### The task
When you copy the data, keep every word exactly as it is and leave the pictures out.

··· Extracted entries ···

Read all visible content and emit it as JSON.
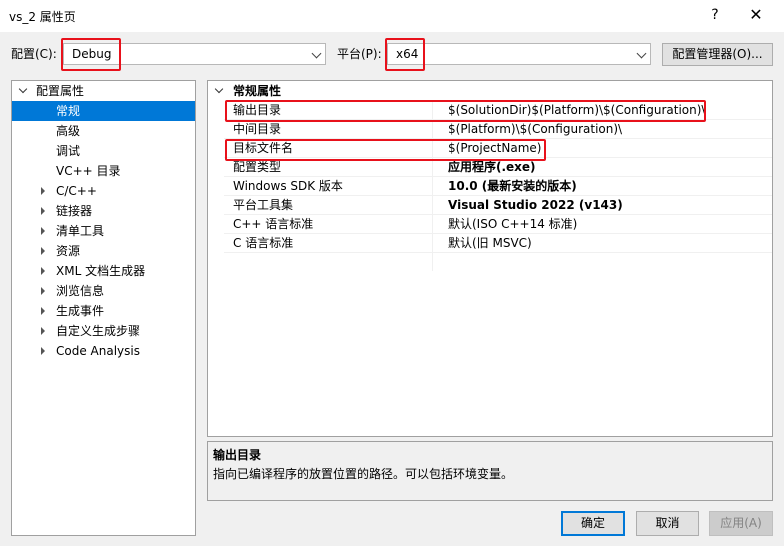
{
  "window": {
    "title": "vs_2 属性页",
    "help": "?",
    "close": "✕"
  },
  "toolbar": {
    "config_label": "配置(C):",
    "config_value": "Debug",
    "platform_label": "平台(P):",
    "platform_value": "x64",
    "config_manager_label": "配置管理器(O)..."
  },
  "tree": {
    "root": "配置属性",
    "items": [
      {
        "label": "常规",
        "selected": true,
        "expandable": false
      },
      {
        "label": "高级",
        "expandable": false
      },
      {
        "label": "调试",
        "expandable": false
      },
      {
        "label": "VC++ 目录",
        "expandable": false
      },
      {
        "label": "C/C++",
        "expandable": true
      },
      {
        "label": "链接器",
        "expandable": true
      },
      {
        "label": "清单工具",
        "expandable": true
      },
      {
        "label": "资源",
        "expandable": true
      },
      {
        "label": "XML 文档生成器",
        "expandable": true
      },
      {
        "label": "浏览信息",
        "expandable": true
      },
      {
        "label": "生成事件",
        "expandable": true
      },
      {
        "label": "自定义生成步骤",
        "expandable": true
      },
      {
        "label": "Code Analysis",
        "expandable": true
      }
    ]
  },
  "grid": {
    "section": "常规属性",
    "rows": [
      {
        "name": "输出目录",
        "value": "$(SolutionDir)$(Platform)\\$(Configuration)\\",
        "bold": false,
        "highlighted": true
      },
      {
        "name": "中间目录",
        "value": "$(Platform)\\$(Configuration)\\",
        "bold": false,
        "highlighted": false
      },
      {
        "name": "目标文件名",
        "value": "$(ProjectName)",
        "bold": false,
        "highlighted": true
      },
      {
        "name": "配置类型",
        "value": "应用程序(.exe)",
        "bold": true,
        "highlighted": false
      },
      {
        "name": "Windows SDK 版本",
        "value": "10.0 (最新安装的版本)",
        "bold": true,
        "highlighted": false
      },
      {
        "name": "平台工具集",
        "value": "Visual Studio 2022 (v143)",
        "bold": true,
        "highlighted": false
      },
      {
        "name": "C++ 语言标准",
        "value": "默认(ISO C++14 标准)",
        "bold": false,
        "highlighted": false
      },
      {
        "name": "C 语言标准",
        "value": "默认(旧 MSVC)",
        "bold": false,
        "highlighted": false
      }
    ]
  },
  "description": {
    "title": "输出目录",
    "text": "指向已编译程序的放置位置的路径。可以包括环境变量。"
  },
  "buttons": {
    "ok": "确定",
    "cancel": "取消",
    "apply": "应用(A)"
  },
  "colors": {
    "selection": "#0078d7",
    "highlight_box": "#e8111b"
  }
}
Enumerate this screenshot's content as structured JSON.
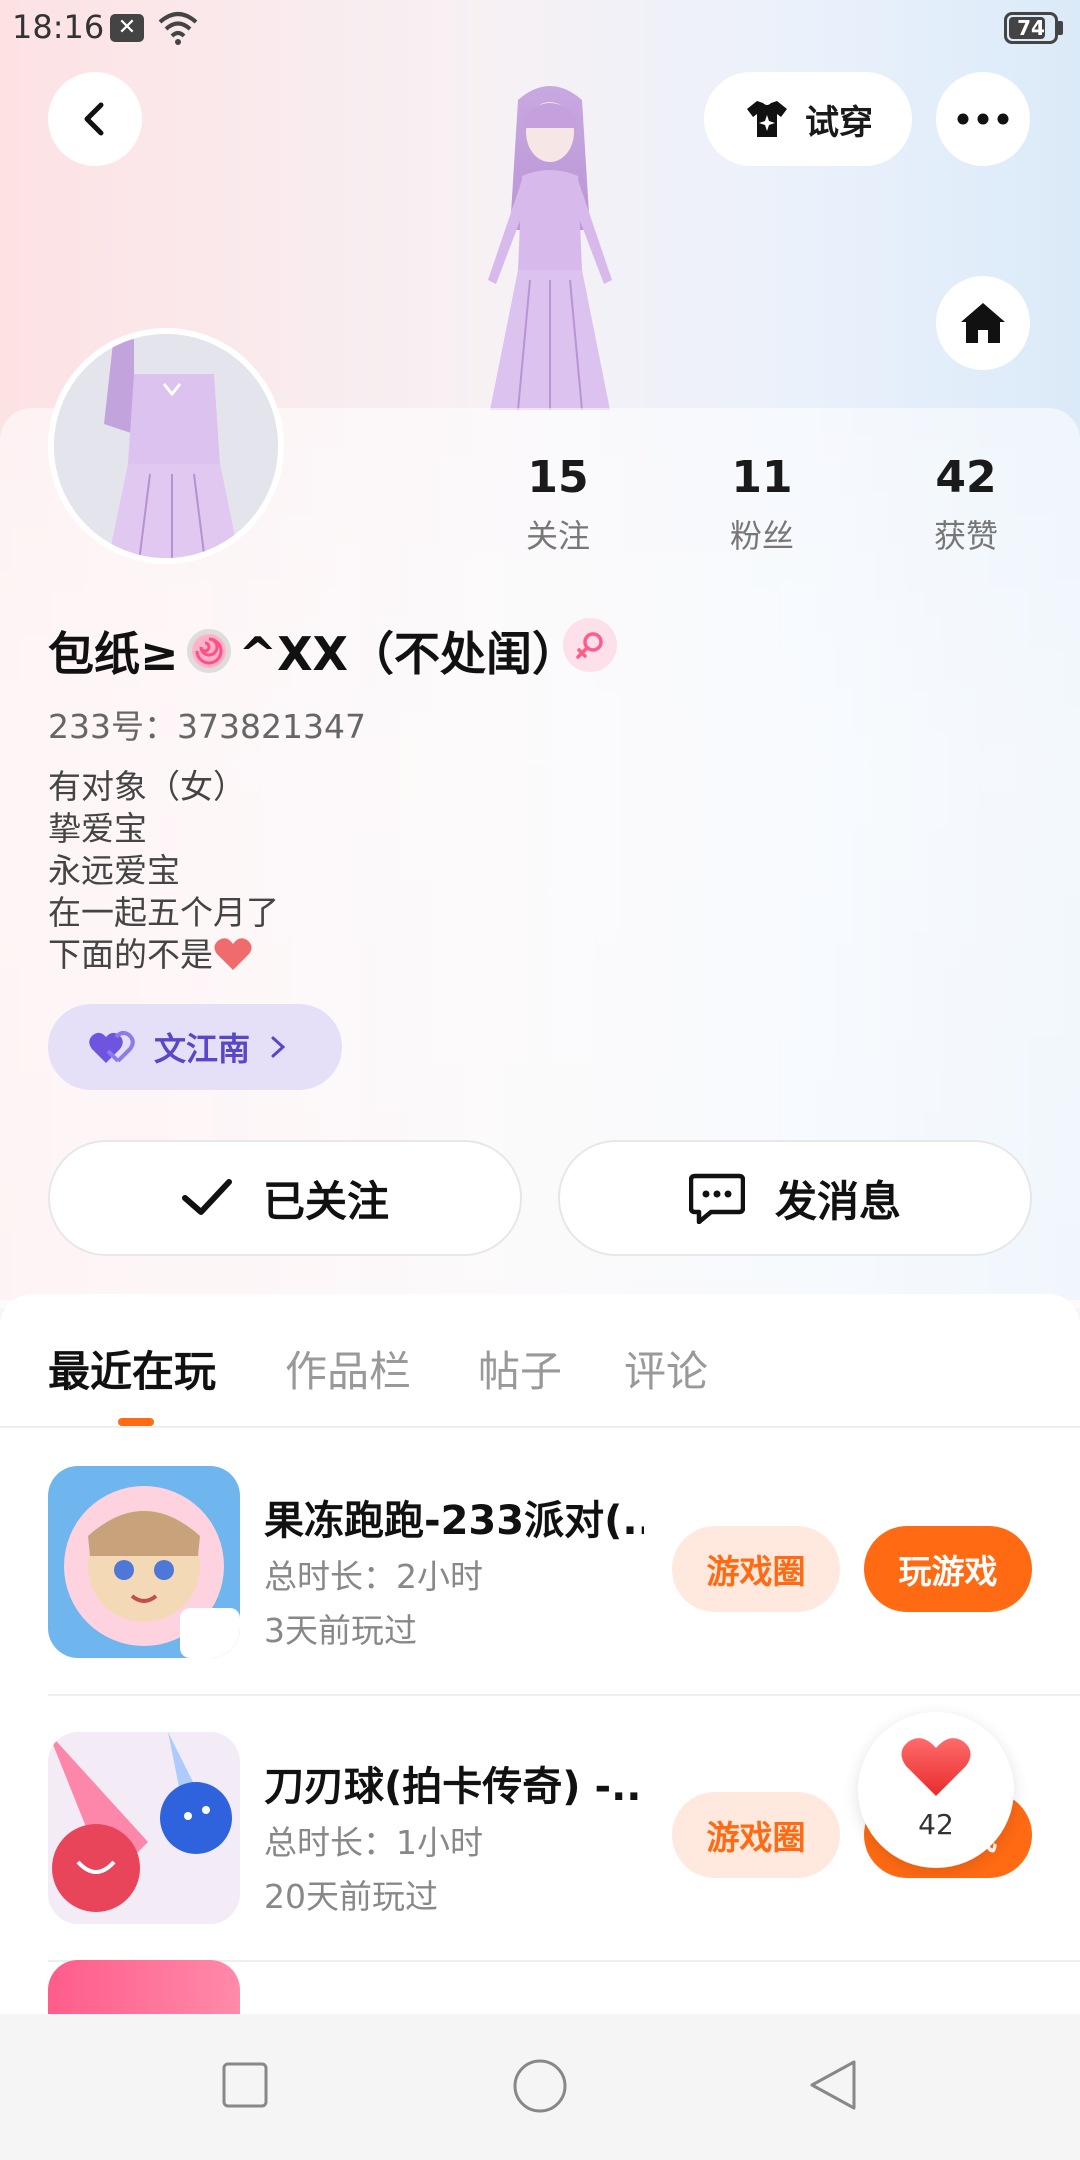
{
  "status_bar": {
    "time": "18:16",
    "battery": "74",
    "notif_icon": "x-icon"
  },
  "header": {
    "try_on_label": "试穿"
  },
  "stats": [
    {
      "value": "15",
      "label": "关注"
    },
    {
      "value": "11",
      "label": "粉丝"
    },
    {
      "value": "42",
      "label": "获赞"
    }
  ],
  "profile": {
    "name_prefix": "包纸≥",
    "name_suffix": "^XX（不处闺）",
    "uid": "233号：373821347",
    "bio": [
      "有对象（女）",
      "挚爱宝",
      "永远爱宝",
      "在一起五个月了",
      "下面的不是"
    ],
    "cp_name": "文江南",
    "gender_color": "#ff5c8a"
  },
  "actions": {
    "followed_label": "已关注",
    "message_label": "发消息"
  },
  "tabs": [
    "最近在玩",
    "作品栏",
    "帖子",
    "评论"
  ],
  "games": [
    {
      "title": "果冻跑跑-233派对(...",
      "duration": "总时长：2小时",
      "last_played": "3天前玩过",
      "circle_label": "游戏圈",
      "play_label": "玩游戏"
    },
    {
      "title": "刀刃球(拍卡传奇) -...",
      "duration": "总时长：1小时",
      "last_played": "20天前玩过",
      "circle_label": "游戏圈",
      "play_label": "玩游戏"
    }
  ],
  "like_fab": {
    "count": "42"
  },
  "colors": {
    "accent": "#ff6a13",
    "accent_light": "#ffe9df",
    "cp_bg": "#e5e0f7",
    "cp_text": "#5a46c9"
  }
}
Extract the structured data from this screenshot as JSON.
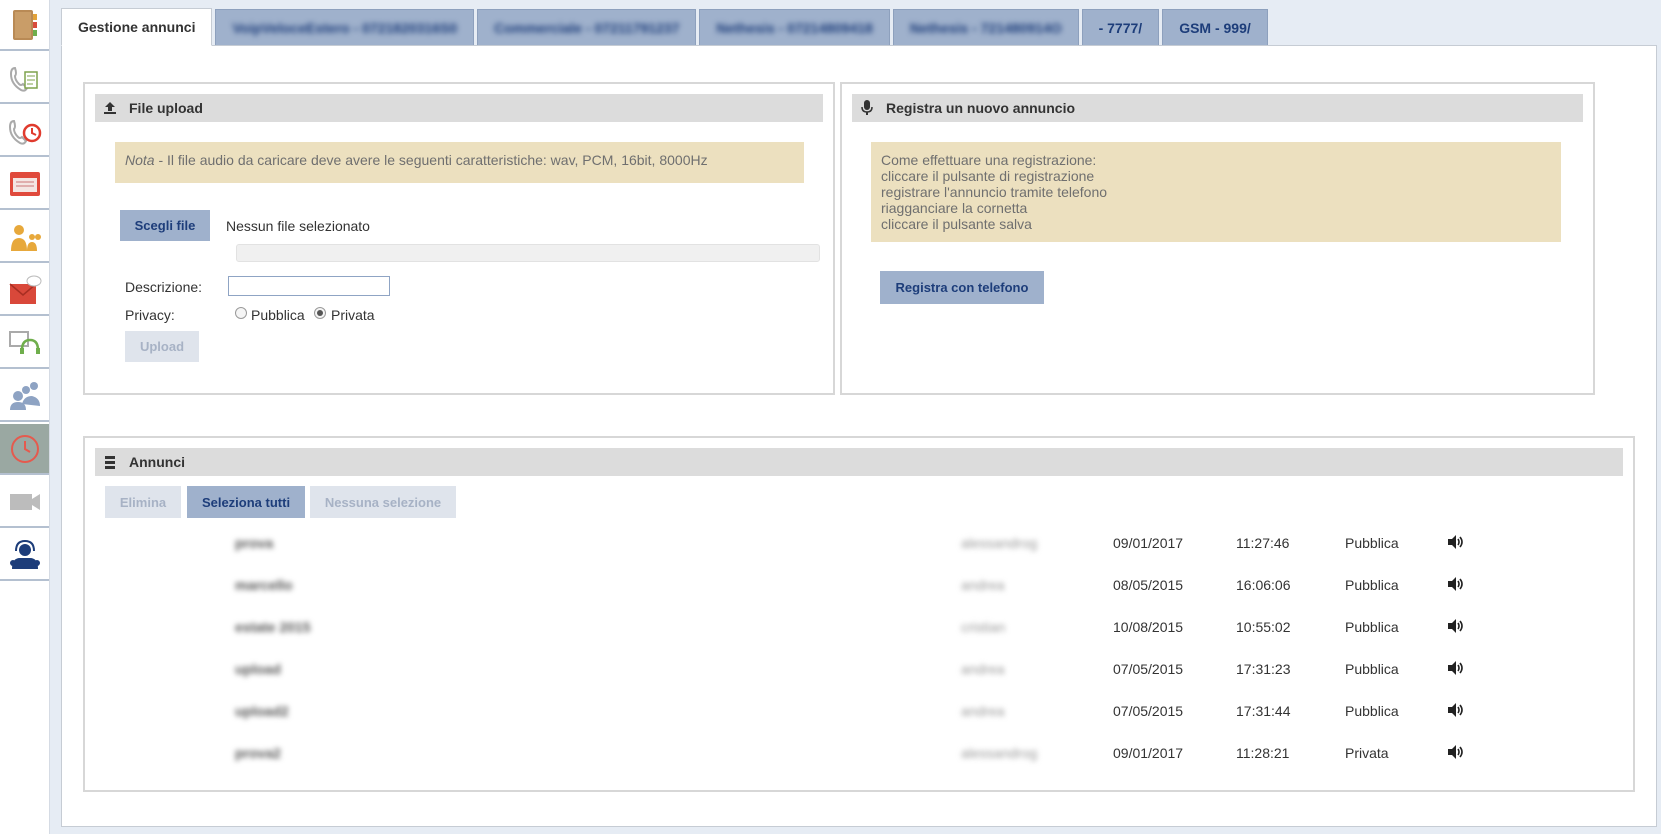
{
  "sidebar": {
    "items": [
      {
        "name": "contacts-book-icon"
      },
      {
        "name": "phone-document-icon"
      },
      {
        "name": "phone-history-icon"
      },
      {
        "name": "card-screen-icon"
      },
      {
        "name": "operators-users-icon"
      },
      {
        "name": "voicemail-envelope-icon"
      },
      {
        "name": "headset-window-icon"
      },
      {
        "name": "group-users-icon"
      },
      {
        "name": "clock-icon",
        "active": true
      },
      {
        "name": "video-camera-icon"
      },
      {
        "name": "helpdesk-operator-icon"
      }
    ]
  },
  "tabs": [
    {
      "label": "Gestione annunci",
      "active": true,
      "blurred": false
    },
    {
      "label": "VoipVeloceEstero - 0721820316S0",
      "active": false,
      "blurred": true
    },
    {
      "label": "Commerciale - 07211791237",
      "active": false,
      "blurred": true
    },
    {
      "label": "Nethesis - 07214809418",
      "active": false,
      "blurred": true
    },
    {
      "label": "Nethesis - 721480914O",
      "active": false,
      "blurred": true
    },
    {
      "label": "- 7777/",
      "active": false,
      "blurred": false
    },
    {
      "label": "GSM - 999/",
      "active": false,
      "blurred": false
    }
  ],
  "upload": {
    "title": "File upload",
    "note_prefix": "Nota",
    "note_text": " - Il file audio da caricare deve avere le seguenti caratteristiche: wav, PCM, 16bit, 8000Hz",
    "choose_file_label": "Scegli file",
    "no_file_text": "Nessun file selezionato",
    "description_label": "Descrizione:",
    "description_value": "",
    "privacy_label": "Privacy:",
    "privacy_public": "Pubblica",
    "privacy_private": "Privata",
    "privacy_selected": "Privata",
    "upload_button": "Upload"
  },
  "record": {
    "title": "Registra un nuovo annuncio",
    "instructions": [
      "Come effettuare una registrazione:",
      "cliccare il pulsante di registrazione",
      "registrare l'annuncio tramite telefono",
      "riagganciare la cornetta",
      "cliccare il pulsante salva"
    ],
    "record_button": "Registra con telefono"
  },
  "announcements": {
    "title": "Annunci",
    "buttons": {
      "delete": "Elimina",
      "select_all": "Seleziona tutti",
      "select_none": "Nessuna selezione"
    },
    "rows": [
      {
        "name": "prova",
        "user": "alessandrog",
        "date": "09/01/2017",
        "time": "11:27:46",
        "privacy": "Pubblica"
      },
      {
        "name": "marcello",
        "user": "andrea",
        "date": "08/05/2015",
        "time": "16:06:06",
        "privacy": "Pubblica"
      },
      {
        "name": "estate 2015",
        "user": "cristian",
        "date": "10/08/2015",
        "time": "10:55:02",
        "privacy": "Pubblica"
      },
      {
        "name": "upload",
        "user": "andrea",
        "date": "07/05/2015",
        "time": "17:31:23",
        "privacy": "Pubblica"
      },
      {
        "name": "upload2",
        "user": "andrea",
        "date": "07/05/2015",
        "time": "17:31:44",
        "privacy": "Pubblica"
      },
      {
        "name": "prova2",
        "user": "alessandrog",
        "date": "09/01/2017",
        "time": "11:28:21",
        "privacy": "Privata"
      }
    ]
  },
  "colors": {
    "tab_blue": "#9fb1cc",
    "tab_text": "#1d3d7a",
    "note_bg": "#ece0bf",
    "panel_head": "#dcdcdc"
  }
}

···

### Answer space
Read all visible content and emit it as JSON.
{
  "window": {
    "title": "vs_2 属性页",
    "help": "?",
    "close": "✕"
  },
  "toolbar": {
    "config_label": "配置(C):",
    "config_value": "Debug",
    "platform_label": "平台(P):",
    "platform_value": "x64",
    "config_manager_label": "配置管理器(O)..."
  },
  "tree": {
    "root": "配置属性",
    "items": [
      {
        "label": "常规",
        "selected": true,
        "expandable": false
      },
      {
        "label": "高级",
        "expandable": false
      },
      {
        "label": "调试",
        "expandable": false
      },
      {
        "label": "VC++ 目录",
        "expandable": false
      },
      {
        "label": "C/C++",
        "expandable": true
      },
      {
        "label": "链接器",
        "expandable": true
      },
      {
        "label": "清单工具",
        "expandable": true
      },
      {
        "label": "资源",
        "expandable": true
      },
      {
        "label": "XML 文档生成器",
        "expandable": true
      },
      {
        "label": "浏览信息",
        "expandable": true
      },
      {
        "label": "生成事件",
        "expandable": true
      },
      {
        "label": "自定义生成步骤",
        "expandable": true
      },
      {
        "label": "Code Analysis",
        "expandable": true
      }
    ]
  },
  "grid": {
    "section": "常规属性",
    "rows": [
      {
        "name": "输出目录",
        "value": "$(SolutionDir)$(Platform)\\$(Configuration)\\",
        "bold": false,
        "highlighted": true
      },
      {
        "name": "中间目录",
        "value": "$(Platform)\\$(Configuration)\\",
        "bold": false,
        "highlighted": false
      },
      {
        "name": "目标文件名",
        "value": "$(ProjectName)",
        "bold": false,
        "highlighted": true
      },
      {
        "name": "配置类型",
        "value": "应用程序(.exe)",
        "bold": true,
        "highlighted": false
      },
      {
        "name": "Windows SDK 版本",
        "value": "10.0 (最新安装的版本)",
        "bold": true,
        "highlighted": false
      },
      {
        "name": "平台工具集",
        "value": "Visual Studio 2022 (v143)",
        "bold": true,
        "highlighted": false
      },
      {
        "name": "C++ 语言标准",
        "value": "默认(ISO C++14 标准)",
        "bold": false,
        "highlighted": false
      },
      {
        "name": "C 语言标准",
        "value": "默认(旧 MSVC)",
        "bold": false,
        "highlighted": false
      }
    ]
  },
  "description": {
    "title": "输出目录",
    "text": "指向已编译程序的放置位置的路径。可以包括环境变量。"
  },
  "buttons": {
    "ok": "确定",
    "cancel": "取消",
    "apply": "应用(A)"
  },
  "colors": {
    "selection": "#0078d7",
    "highlight_box": "#e8111b"
  }
}
Enumerate this screenshot's content as structured JSON.
{
  "status_bar": {
    "time": "18:16",
    "battery": "74",
    "notif_icon": "x-icon"
  },
  "header": {
    "try_on_label": "试穿"
  },
  "stats": [
    {
      "value": "15",
      "label": "关注"
    },
    {
      "value": "11",
      "label": "粉丝"
    },
    {
      "value": "42",
      "label": "获赞"
    }
  ],
  "profile": {
    "name_prefix": "包纸≥",
    "name_suffix": "^XX（不处闺）",
    "uid": "233号：373821347",
    "bio": [
      "有对象（女）",
      "挚爱宝",
      "永远爱宝",
      "在一起五个月了",
      "下面的不是"
    ],
    "cp_name": "文江南",
    "gender_color": "#ff5c8a"
  },
  "actions": {
    "followed_label": "已关注",
    "message_label": "发消息"
  },
  "tabs": [
    "最近在玩",
    "作品栏",
    "帖子",
    "评论"
  ],
  "games": [
    {
      "title": "果冻跑跑-233派对(...",
      "duration": "总时长：2小时",
      "last_played": "3天前玩过",
      "circle_label": "游戏圈",
      "play_label": "玩游戏"
    },
    {
      "title": "刀刃球(拍卡传奇) -...",
      "duration": "总时长：1小时",
      "last_played": "20天前玩过",
      "circle_label": "游戏圈",
      "play_label": "玩游戏"
    }
  ],
  "like_fab": {
    "count": "42"
  },
  "colors": {
    "accent": "#ff6a13",
    "accent_light": "#ffe9df",
    "cp_bg": "#e5e0f7",
    "cp_text": "#5a46c9"
  }
}
Extract the structured data from this screenshot as JSON.
{
  "sidebar": {
    "items": [
      {
        "name": "contacts-book-icon"
      },
      {
        "name": "phone-document-icon"
      },
      {
        "name": "phone-history-icon"
      },
      {
        "name": "card-screen-icon"
      },
      {
        "name": "operators-users-icon"
      },
      {
        "name": "voicemail-envelope-icon"
      },
      {
        "name": "headset-window-icon"
      },
      {
        "name": "group-users-icon"
      },
      {
        "name": "clock-icon",
        "active": true
      },
      {
        "name": "video-camera-icon"
      },
      {
        "name": "helpdesk-operator-icon"
      }
    ]
  },
  "tabs": [
    {
      "label": "Gestione annunci",
      "active": true,
      "blurred": false
    },
    {
      "label": "VoipVeloceEstero - 0721820316S0",
      "active": false,
      "blurred": true
    },
    {
      "label": "Commerciale - 07211791237",
      "active": false,
      "blurred": true
    },
    {
      "label": "Nethesis - 07214809418",
      "active": false,
      "blurred": true
    },
    {
      "label": "Nethesis - 721480914O",
      "active": false,
      "blurred": true
    },
    {
      "label": "- 7777/",
      "active": false,
      "blurred": false
    },
    {
      "label": "GSM - 999/",
      "active": false,
      "blurred": false
    }
  ],
  "upload": {
    "title": "File upload",
    "note_prefix": "Nota",
    "note_text": " - Il file audio da caricare deve avere le seguenti caratteristiche: wav, PCM, 16bit, 8000Hz",
    "choose_file_label": "Scegli file",
    "no_file_text": "Nessun file selezionato",
    "description_label": "Descrizione:",
    "description_value": "",
    "privacy_label": "Privacy:",
    "privacy_public": "Pubblica",
    "privacy_private": "Privata",
    "privacy_selected": "Privata",
    "upload_button": "Upload"
  },
  "record": {
    "title": "Registra un nuovo annuncio",
    "instructions": [
      "Come effettuare una registrazione:",
      "cliccare il pulsante di registrazione",
      "registrare l'annuncio tramite telefono",
      "riagganciare la cornetta",
      "cliccare il pulsante salva"
    ],
    "record_button": "Registra con telefono"
  },
  "announcements": {
    "title": "Annunci",
    "buttons": {
      "delete": "Elimina",
      "select_all": "Seleziona tutti",
      "select_none": "Nessuna selezione"
    },
    "rows": [
      {
        "name": "prova",
        "user": "alessandrog",
        "date": "09/01/2017",
        "time": "11:27:46",
        "privacy": "Pubblica"
      },
      {
        "name": "marcello",
        "user": "andrea",
        "date": "08/05/2015",
        "time": "16:06:06",
        "privacy": "Pubblica"
      },
      {
        "name": "estate 2015",
        "user": "cristian",
        "date": "10/08/2015",
        "time": "10:55:02",
        "privacy": "Pubblica"
      },
      {
        "name": "upload",
        "user": "andrea",
        "date": "07/05/2015",
        "time": "17:31:23",
        "privacy": "Pubblica"
      },
      {
        "name": "upload2",
        "user": "andrea",
        "date": "07/05/2015",
        "time": "17:31:44",
        "privacy": "Pubblica"
      },
      {
        "name": "prova2",
        "user": "alessandrog",
        "date": "09/01/2017",
        "time": "11:28:21",
        "privacy": "Privata"
      }
    ]
  },
  "colors": {
    "tab_blue": "#9fb1cc",
    "tab_text": "#1d3d7a",
    "note_bg": "#ece0bf",
    "panel_head": "#dcdcdc"
  }
}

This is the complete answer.